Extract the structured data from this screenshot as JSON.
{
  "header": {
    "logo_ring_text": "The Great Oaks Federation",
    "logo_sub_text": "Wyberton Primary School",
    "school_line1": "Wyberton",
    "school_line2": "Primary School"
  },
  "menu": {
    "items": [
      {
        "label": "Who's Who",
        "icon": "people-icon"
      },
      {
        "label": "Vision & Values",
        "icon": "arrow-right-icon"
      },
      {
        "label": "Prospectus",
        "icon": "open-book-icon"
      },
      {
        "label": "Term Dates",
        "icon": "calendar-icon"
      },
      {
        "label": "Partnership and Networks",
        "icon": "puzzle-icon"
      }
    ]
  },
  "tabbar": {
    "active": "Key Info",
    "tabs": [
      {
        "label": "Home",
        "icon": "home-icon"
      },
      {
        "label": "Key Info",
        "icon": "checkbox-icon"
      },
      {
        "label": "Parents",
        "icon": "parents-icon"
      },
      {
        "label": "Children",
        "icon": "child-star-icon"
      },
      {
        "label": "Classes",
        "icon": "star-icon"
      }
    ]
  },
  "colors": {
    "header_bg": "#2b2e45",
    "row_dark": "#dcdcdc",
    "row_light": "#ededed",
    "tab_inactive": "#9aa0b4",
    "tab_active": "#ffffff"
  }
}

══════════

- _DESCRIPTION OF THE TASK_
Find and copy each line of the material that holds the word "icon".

- _TASK OUTPUT_
        "icon": "people-icon"
        "icon": "arrow-right-icon"
        "icon": "open-book-icon"
        "icon": "calendar-icon"
        "icon": "puzzle-icon"
        "icon": "home-icon"
        "icon": "checkbox-icon"
        "icon": "parents-icon"
        "icon": "child-star-icon"
        "icon": "star-icon"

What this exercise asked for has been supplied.